You may have heard the term “angina pectoris” (or “stable angina”). So, what is it, and what could it mean for you? It’s important to understand the basics.
Angina pectoris is the medical term for chest pain or discomfort due to coronary heart disease. It occurs when the heart muscle doesn't get as much blood as it needs. This usually happens because one or more of the heart's arteries is narrowed or blocked, also called ischemia.
Angina usually causes uncomfortable pressure, fullness, squeezing or pain in the center of the chest. You may also feel the discomfort in your neck, jaw, shoulder, back or arm. (Many types of chest discomfort — such as heartburn, lung infection or inflammation — aren‘t related to angina.) Angina in women can be different than in men.

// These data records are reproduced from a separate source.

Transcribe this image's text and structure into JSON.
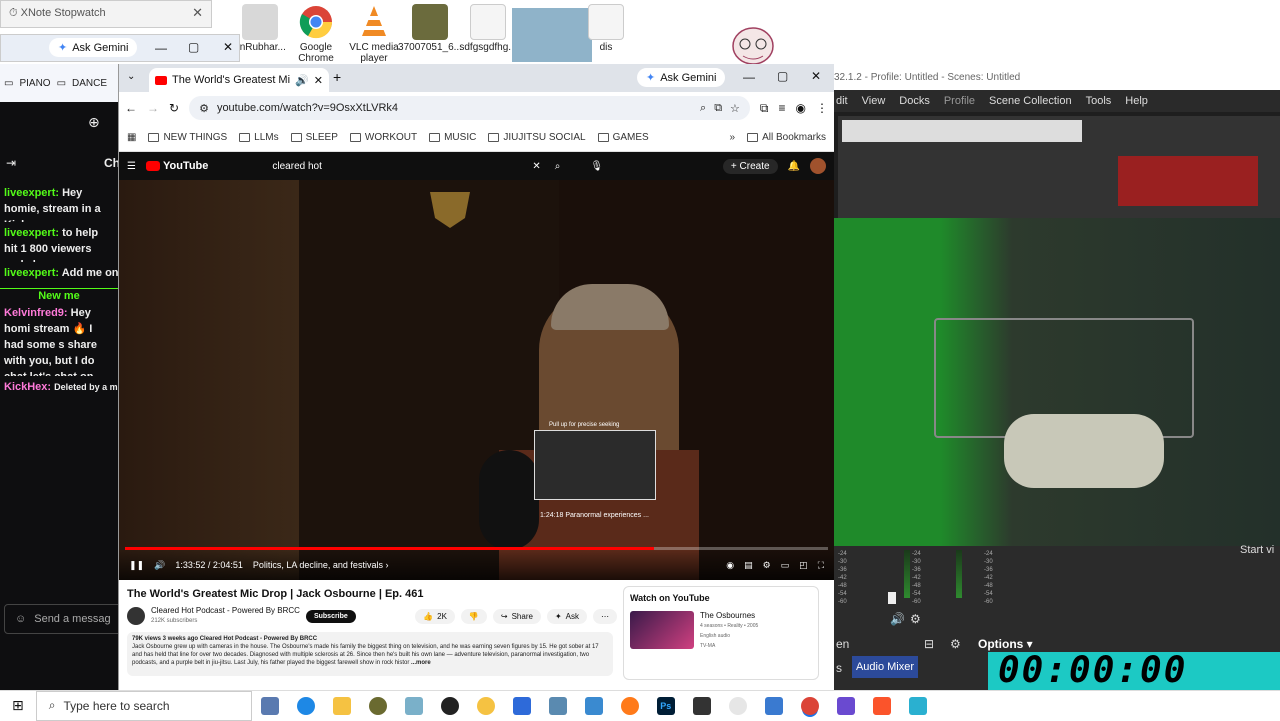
{
  "desktop": {
    "icons": [
      {
        "label": "anRubhar...",
        "color": "#bbbbbb"
      },
      {
        "label": "Google Chrome",
        "color": "#db4437"
      },
      {
        "label": "VLC media player",
        "color": "#f08a24"
      },
      {
        "label": "37007051_6...",
        "color": "#6b6b3d"
      },
      {
        "label": "sdfgsgdfhg...",
        "color": "#eeeeee"
      },
      {
        "label": "dis",
        "color": "#eeeeee"
      }
    ]
  },
  "xnote": {
    "title": "XNote Stopwatch"
  },
  "gemini_label": "Ask Gemini",
  "chat": {
    "bookmarks": [
      "PIANO",
      "DANCE"
    ],
    "header_label": "Ch",
    "messages": [
      {
        "user": "liveexpert:",
        "text": "Hey homie, stream in a Kick comm"
      },
      {
        "user": "liveexpert:",
        "text": "to help hit 1 800 viewers and also e"
      },
      {
        "user": "liveexpert:",
        "text": "Add me on"
      },
      {
        "user": "Kelvinfred9:",
        "text": "Hey homi stream 🔥 I had some s share with you, but I do chat let's chat on disco"
      },
      {
        "user": "KickHex:",
        "text": "Deleted by a m"
      }
    ],
    "new_messages": "New me",
    "send_placeholder": "Send a messag"
  },
  "chrome": {
    "tab_title": "The World's Greatest Mic D",
    "url": "youtube.com/watch?v=9OsxXtLVRk4",
    "bookmarks": [
      "NEW THINGS",
      "LLMs",
      "SLEEP",
      "WORKOUT",
      "MUSIC",
      "JIUJITSU SOCIAL",
      "GAMES"
    ],
    "all_bookmarks": "All Bookmarks"
  },
  "youtube": {
    "logo": "YouTube",
    "search_value": "cleared hot",
    "create_label": "Create",
    "seek_hint": "Pull up for precise seeking",
    "preview_time": "1:24:18",
    "preview_chapter": "Paranormal experiences ...",
    "time": "1:33:52 / 2:04:51",
    "chapter": "Politics, LA decline, and festivals",
    "progress": 0.752,
    "title": "The World's Greatest Mic Drop | Jack Osbourne | Ep. 461",
    "channel": "Cleared Hot Podcast - Powered By BRCC",
    "subscribers": "212K subscribers",
    "subscribe": "Subscribe",
    "likes": "2K",
    "share": "Share",
    "ask": "Ask",
    "meta": "79K views  3 weeks ago  Cleared Hot Podcast - Powered By BRCC",
    "description": "Jack Osbourne grew up with cameras in the house. The Osbourne's made his family the biggest thing on television, and he was earning seven figures by 15. He got sober at 17 and has held that line for over two decades. Diagnosed with multiple sclerosis at 26. Since then he's built his own lane — adventure television, paranormal investigation, two podcasts, and a purple belt in jiu-jitsu. Last July, his father played the biggest farewell show in rock histor",
    "more": "...more",
    "watch_on": "Watch on YouTube",
    "rec_title": "The Osbournes",
    "rec_sub1": "4 seasons • Reality • 2005",
    "rec_sub2": "English audio",
    "rec_rating": "TV-MA"
  },
  "obs": {
    "title": "32.1.2 - Profile: Untitled - Scenes: Untitled",
    "menu": [
      "dit",
      "View",
      "Docks",
      "Profile",
      "Scene Collection",
      "Tools",
      "Help"
    ],
    "meter_labels": [
      "-24",
      "-30",
      "-36",
      "-42",
      "-48",
      "-54",
      "-60"
    ],
    "options": "Options",
    "audio_mixer": "Audio Mixer",
    "start_label": "Start vi",
    "side_label": "s",
    "side_label2": "en",
    "stopwatch": "00:00:00"
  },
  "taskbar": {
    "search_placeholder": "Type here to search"
  }
}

When does angina pectoris occur?
Angina often occurs when the heart muscle needs more blood than it's getting, such as during physical activity like climbing a hill or stairs, or when you're having strong emotions. Severely narrowed arteries may allow enough blood to reach the heart when the demand for oxygen is low, such as when you're sitting, but angina may also occur at rest.

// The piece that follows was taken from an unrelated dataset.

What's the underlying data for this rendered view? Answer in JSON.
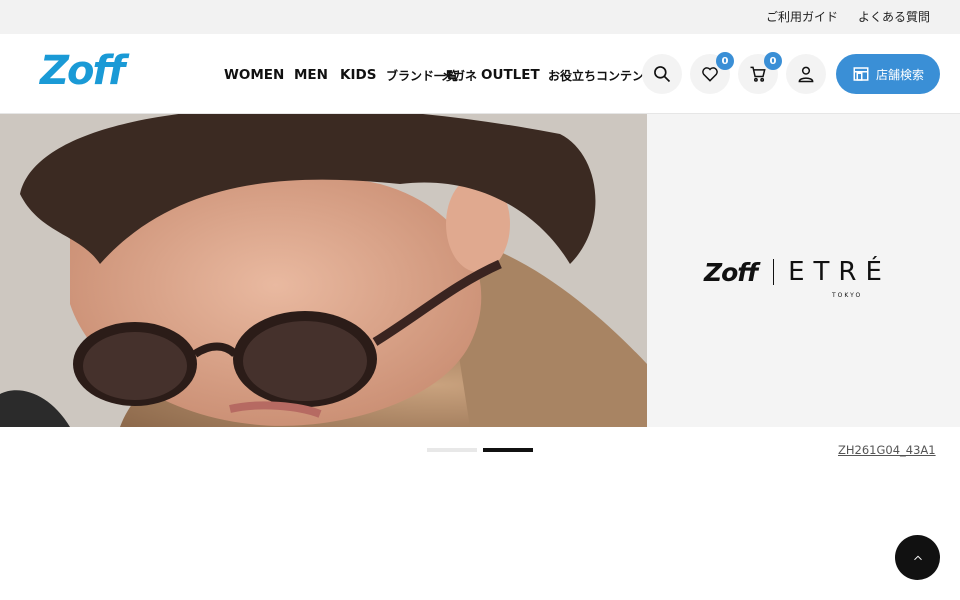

- Occurs when the heart must work harder, usually during physical exertion.
- Doesn't come as a surprise, and episodes of pain tend to be alike.

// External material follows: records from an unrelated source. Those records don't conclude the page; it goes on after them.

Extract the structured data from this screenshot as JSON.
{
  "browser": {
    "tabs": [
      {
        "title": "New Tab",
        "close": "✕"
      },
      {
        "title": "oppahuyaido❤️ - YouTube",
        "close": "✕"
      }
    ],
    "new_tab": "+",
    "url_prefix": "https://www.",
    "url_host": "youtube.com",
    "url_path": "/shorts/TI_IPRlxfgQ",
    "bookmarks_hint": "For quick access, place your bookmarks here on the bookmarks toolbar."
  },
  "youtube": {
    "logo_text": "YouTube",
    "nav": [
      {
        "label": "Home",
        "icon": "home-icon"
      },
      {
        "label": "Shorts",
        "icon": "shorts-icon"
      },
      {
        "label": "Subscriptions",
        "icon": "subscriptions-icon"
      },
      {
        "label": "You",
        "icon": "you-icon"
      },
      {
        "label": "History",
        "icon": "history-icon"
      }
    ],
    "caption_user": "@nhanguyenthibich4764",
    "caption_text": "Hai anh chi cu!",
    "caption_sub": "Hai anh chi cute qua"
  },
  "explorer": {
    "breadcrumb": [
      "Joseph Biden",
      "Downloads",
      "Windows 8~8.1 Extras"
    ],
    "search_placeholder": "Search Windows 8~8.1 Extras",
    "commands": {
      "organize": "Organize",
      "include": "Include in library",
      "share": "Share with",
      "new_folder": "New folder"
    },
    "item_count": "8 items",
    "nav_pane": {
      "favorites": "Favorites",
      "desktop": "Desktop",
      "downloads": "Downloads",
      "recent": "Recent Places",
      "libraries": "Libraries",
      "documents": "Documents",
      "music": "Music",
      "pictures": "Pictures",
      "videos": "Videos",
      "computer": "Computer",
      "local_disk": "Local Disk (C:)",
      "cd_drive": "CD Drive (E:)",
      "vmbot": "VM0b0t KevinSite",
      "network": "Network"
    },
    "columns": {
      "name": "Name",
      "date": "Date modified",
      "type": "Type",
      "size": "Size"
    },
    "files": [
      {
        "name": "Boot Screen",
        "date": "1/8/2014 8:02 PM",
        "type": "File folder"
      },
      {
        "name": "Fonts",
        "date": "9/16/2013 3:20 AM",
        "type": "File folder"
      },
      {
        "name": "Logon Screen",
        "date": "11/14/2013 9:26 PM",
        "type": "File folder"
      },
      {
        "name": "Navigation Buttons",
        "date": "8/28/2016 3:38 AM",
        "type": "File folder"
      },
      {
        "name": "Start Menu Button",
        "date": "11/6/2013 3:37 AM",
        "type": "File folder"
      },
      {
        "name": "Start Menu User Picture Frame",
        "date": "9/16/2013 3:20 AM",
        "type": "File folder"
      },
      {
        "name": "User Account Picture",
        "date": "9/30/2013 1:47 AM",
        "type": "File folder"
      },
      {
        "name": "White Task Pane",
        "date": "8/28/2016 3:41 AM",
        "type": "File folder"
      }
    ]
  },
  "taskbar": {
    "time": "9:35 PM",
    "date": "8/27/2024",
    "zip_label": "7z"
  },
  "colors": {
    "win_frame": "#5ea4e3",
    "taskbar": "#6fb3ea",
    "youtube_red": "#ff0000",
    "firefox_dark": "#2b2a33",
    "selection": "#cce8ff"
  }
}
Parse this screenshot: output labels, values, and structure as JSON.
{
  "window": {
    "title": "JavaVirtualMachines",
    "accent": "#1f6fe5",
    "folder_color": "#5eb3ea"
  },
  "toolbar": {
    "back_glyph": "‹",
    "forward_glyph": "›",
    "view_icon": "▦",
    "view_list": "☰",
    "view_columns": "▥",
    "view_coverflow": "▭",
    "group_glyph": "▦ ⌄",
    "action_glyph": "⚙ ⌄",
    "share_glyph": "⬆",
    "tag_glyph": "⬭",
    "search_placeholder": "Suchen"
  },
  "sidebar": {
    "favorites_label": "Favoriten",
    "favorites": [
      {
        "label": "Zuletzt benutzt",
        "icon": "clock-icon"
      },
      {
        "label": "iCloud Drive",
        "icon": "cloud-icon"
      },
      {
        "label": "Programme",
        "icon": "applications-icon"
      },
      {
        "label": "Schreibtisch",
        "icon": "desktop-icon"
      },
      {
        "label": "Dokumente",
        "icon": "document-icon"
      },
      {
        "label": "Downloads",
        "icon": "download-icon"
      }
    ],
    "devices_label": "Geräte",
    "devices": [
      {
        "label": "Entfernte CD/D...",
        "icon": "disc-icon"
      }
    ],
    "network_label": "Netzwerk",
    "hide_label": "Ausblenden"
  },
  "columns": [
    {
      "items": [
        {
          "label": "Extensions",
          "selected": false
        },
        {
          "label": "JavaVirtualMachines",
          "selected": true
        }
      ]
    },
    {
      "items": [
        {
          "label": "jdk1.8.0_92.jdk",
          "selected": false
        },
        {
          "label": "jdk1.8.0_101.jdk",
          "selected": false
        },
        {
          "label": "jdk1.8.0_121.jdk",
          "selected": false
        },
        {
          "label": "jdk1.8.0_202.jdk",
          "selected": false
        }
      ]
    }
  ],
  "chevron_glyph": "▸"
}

- Usually lasts a short time (5 minutes or less).
- Is relieved by rest or medicine.
- May feel like gas or indigestion.
- May feel like chest pain that spreads to the arms, back or other areas.
Possible triggers of stable angina include:
- Emotional stress – learn stress management.
- Exposure to very hot or cold temperatures – learn how cold and hot weather affect the heart.
- Heavy meals.
- Smoking – learn more about quitting smoking.
People with stable angina have episodes of chest pain. The discomfort is usually predictable and manageable. You might experience it while running or if you’re dealing with stress.
Normally, this type of chest discomfort is relieved with rest, nitroglycerin or both. Nitroglycerin relaxes the coronary arteries and other blood vessels, reducing the amount of blood that returns to the heart and easing the heart’s workload. Relaxing the coronary arteries increases the heart’s blood supply.
Other medications may be prescribed to prevent angina from occurring, such as beta-blockers and calcium channel blockers. They lower blood pressure and heart rate and reduce the workload on the heart.
Angiotensin-converting enzyme (ACE) inhibitors and angiotensin II receptor blockers may be prescribed to help reduce blood pressure and reduce the risk of heart attack due to coronary artery disease.
Additional medications may include statins and antiplatelet drugs. Statins reduce LDL (bad) cholesterol and antiplatelet drugs help prevent blood clots from forming, both of which help reduce the risk of heart attack and stroke.
If you experience chest discomfort, be sure to contact your health care team immediately to set up a complete evaluation and, possibly, tests. If you have stable angina and start getting chest pain more easily and more often, see your health care professional immediately. You may be experiencing early signs of unstable angina.